====== Given data

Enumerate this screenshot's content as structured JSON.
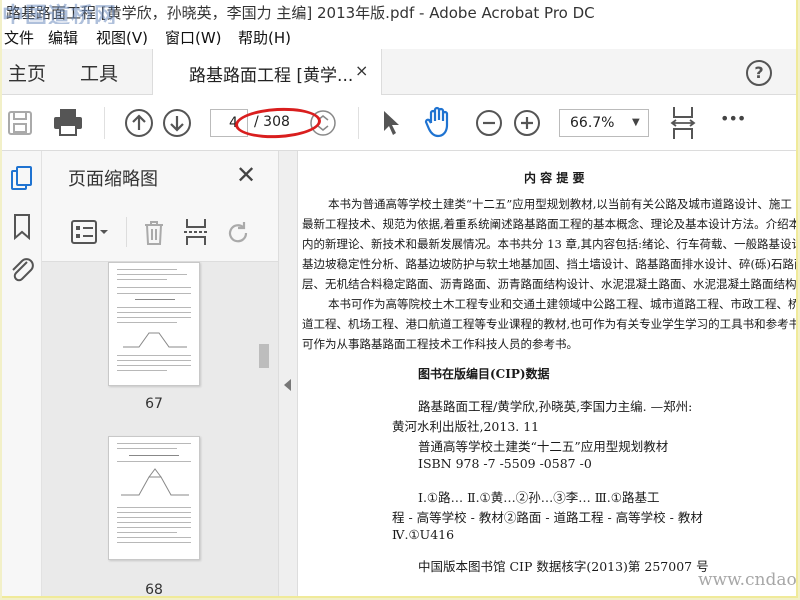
{
  "window": {
    "title": "路基路面工程 [黄学欣，孙晓英，李国力 主编] 2013年版.pdf - Adobe Acrobat Pro DC",
    "watermark_top": "中国道桥网"
  },
  "menu": [
    "文件",
    "编辑",
    "视图(V)",
    "窗口(W)",
    "帮助(H)"
  ],
  "tabs": {
    "home": "主页",
    "tools": "工具",
    "document": "路基路面工程 [黄学...",
    "close_glyph": "×",
    "help_glyph": "?"
  },
  "toolbar": {
    "current_page": "4",
    "total_pages": "/ 308",
    "zoom": "66.7%",
    "more": "•••"
  },
  "panel": {
    "title": "页面缩略图",
    "close_glyph": "✕",
    "thumbnails": [
      {
        "number": "67"
      },
      {
        "number": "68"
      }
    ]
  },
  "document": {
    "heading": "内 容 提 要",
    "summary_lines": [
      "本书为普通高等学校土建类“十二五”应用型规划教材,以当前有关公路及城市道路设计、施工",
      "最新工程技术、规范为依据,着重系统阐述路基路面工程的基本概念、理论及基本设计方法。介绍本领",
      "内的新理论、新技术和最新发展情况。本书共分 13 章,其内容包括:绪论、行车荷载、一般路基设计、",
      "基边坡稳定性分析、路基边坡防护与软土地基加固、挡土墙设计、路基路面排水设计、碎(砾)石路面与",
      "层、无机结合料稳定路面、沥青路面、沥青路面结构设计、水泥混凝土路面、水泥混凝土路面结构设计",
      "本书可作为高等院校土木工程专业和交通土建领域中公路工程、城市道路工程、市政工程、桥梁",
      "道工程、机场工程、港口航道工程等专业课程的教材,也可作为有关专业学生学习的工具书和参考书,",
      "可作为从事路基路面工程技术工作科技人员的参考书。"
    ],
    "cip_heading": "图书在版编目(CIP)数据",
    "cip_lines": [
      "路基路面工程/黄学欣,孙晓英,李国力主编. —郑州:",
      "黄河水利出版社,2013. 11",
      "普通高等学校土建类“十二五”应用型规划教材",
      "ISBN 978 -7 -5509 -0587 -0",
      "Ⅰ.①路…   Ⅱ.①黄…②孙…③李…   Ⅲ.①路基工",
      "程 - 高等学校 - 教材②路面 - 道路工程 - 高等学校 - 教材",
      "Ⅳ.①U416",
      "中国版本图书馆 CIP 数据核字(2013)第 257007 号"
    ],
    "watermark_bottom": "www.cndao.com"
  },
  "colors": {
    "annotation_oval": "#d91e1e",
    "page_bg": "#ffffff",
    "chrome_bg": "#f4f4f4"
  }
}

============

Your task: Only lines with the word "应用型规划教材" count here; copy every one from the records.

Answer to the exercise:
      "本书为普通高等学校土建类“十二五”应用型规划教材,以当前有关公路及城市道路设计、施工",
      "普通高等学校土建类“十二五”应用型规划教材",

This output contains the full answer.